In the SEO Performance graph, you can choose the Impressions and set a timeframe to see the updated line graph. You can now look for any changes in the impressions.
Upward trend – indicates that your website is now being shown more often in search results than before.
Downward trend – indicates that your website is now being shown fewer times in search results than earlier.
In the below example, you can notice a massive gain in search impressions (marked by 3). The timeline points out a Google search update (marked by 4) that has benefited us with this increased visibility.
4.3 Total Keywords and Average Position
The last thing you should look into is the Total Keywords and Average Position. The Keywords metric indicates the total number of keywords your website is ranking for. The Average Position indicates the average rank of your website’s pages for your search keywords.
Choose the Keywords and Average Position metric in the graph and set a timeframe. And then look for any change in the trend.
Upward trend (Total Keywords) – indicates that your website is now ranking for more keywords than earlier.
Downward trend (Total Keywords) – indicates that your website is no longer ranking for some of the keywords you were ranking earlier.
Upward trend (Average Position) – indicates that your website pages have slipped rankings for some keywords.
Downward trend (Average Position) – indicates that your website pages have improved rankings for some keywords.
From the below example, you can notice a drop in the number of Total Keywords (marked by 4), and the timeline points to a possible search update (marked by 5) that could have resulted in this drop.
5 Measures to Take if Your Site Performance is Hit
From the above checks, if you had noticed your site’s performance has improved, then it’s great, and you can continue with your current strategies and efforts in place.
But, in case if your site’s performance is being negatively hit, then you can follow the below steps to alter your SEO techniques for recovering your search traffic.
5.1 Identify the Affected Update
Since Google rolls out a number of algorithms, at first, you would need to identify the exact update that has resulted in this decline in organic traffic.

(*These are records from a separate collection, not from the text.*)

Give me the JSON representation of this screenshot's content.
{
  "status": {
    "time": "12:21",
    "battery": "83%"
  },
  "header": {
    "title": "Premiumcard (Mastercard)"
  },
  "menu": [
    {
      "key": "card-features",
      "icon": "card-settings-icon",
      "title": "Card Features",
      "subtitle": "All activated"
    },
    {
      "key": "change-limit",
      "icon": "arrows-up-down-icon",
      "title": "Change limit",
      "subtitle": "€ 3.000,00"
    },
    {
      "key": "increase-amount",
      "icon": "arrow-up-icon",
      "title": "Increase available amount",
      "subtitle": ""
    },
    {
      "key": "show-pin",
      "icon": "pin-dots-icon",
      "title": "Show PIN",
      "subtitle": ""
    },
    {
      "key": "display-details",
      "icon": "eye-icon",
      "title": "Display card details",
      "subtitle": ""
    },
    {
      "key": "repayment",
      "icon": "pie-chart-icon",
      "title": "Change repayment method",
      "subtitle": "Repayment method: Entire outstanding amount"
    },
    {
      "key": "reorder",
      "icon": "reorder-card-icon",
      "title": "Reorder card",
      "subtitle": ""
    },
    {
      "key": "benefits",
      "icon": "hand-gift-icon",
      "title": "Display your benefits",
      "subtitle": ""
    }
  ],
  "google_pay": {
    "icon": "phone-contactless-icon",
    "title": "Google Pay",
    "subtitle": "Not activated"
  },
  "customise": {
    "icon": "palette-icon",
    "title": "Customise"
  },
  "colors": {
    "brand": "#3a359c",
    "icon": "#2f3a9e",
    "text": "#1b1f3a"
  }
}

The checks we did earlier would help you point the update.
Note: At times, the changes made by algorithm updates would take a few days to roll out. So while looking out for the algorithm updates, make sure to look into the updates near to the shift in trend as well and not just on the exact date.
5.2 Understand the Changes Caused by the Update

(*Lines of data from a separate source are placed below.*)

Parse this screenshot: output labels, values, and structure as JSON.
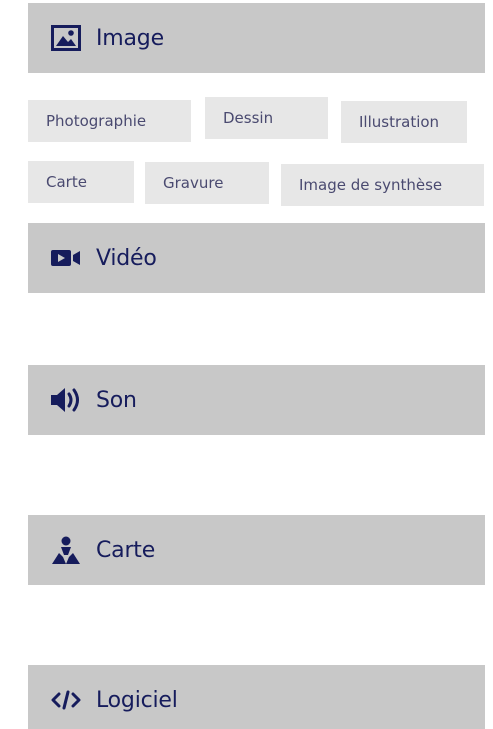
{
  "sections": {
    "image": {
      "label": "Image",
      "icon": "image-icon"
    },
    "video": {
      "label": "Vidéo",
      "icon": "video-camera-icon"
    },
    "son": {
      "label": "Son",
      "icon": "speaker-icon"
    },
    "carte": {
      "label": "Carte",
      "icon": "map-person-icon"
    },
    "logiciel": {
      "label": "Logiciel",
      "icon": "code-icon"
    }
  },
  "image_types": [
    {
      "label": "Photographie"
    },
    {
      "label": "Dessin"
    },
    {
      "label": "Illustration"
    },
    {
      "label": "Carte"
    },
    {
      "label": "Gravure"
    },
    {
      "label": "Image de synthèse"
    }
  ],
  "colors": {
    "header_bg": "#c8c8c8",
    "chip_bg": "#e7e7e7",
    "text": "#161c5c"
  }
}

Now that you’ve identified the algorithm update that has affected your website’s search performance, you should get to know more about the update.
The search update displayed in the timeline includes information related to the update. Click the Read more button for more details, or you can directly check our Google updates page.
The idea is to understand what changes happened during the update so that you will know what you should fix to get your site’s performance back to normal.
5.3 Take Recovery Measures
For most confirmed updates, Google provides guidelines as well. Although the guidelines are so vague, you can still evaluate your site using it and look for any potential issues on your website violating Google’s rules and guidelines.
Once you’ve identified any such guidelines or violations, you can get started with fixing them.
And, that’s it! We hope the article was helpful in understanding the usage of the search update timeline in Rank Math. If you still have absolutely any questions on using Rank Math, feel free to reach our support team directly from here, and we’re always here to help.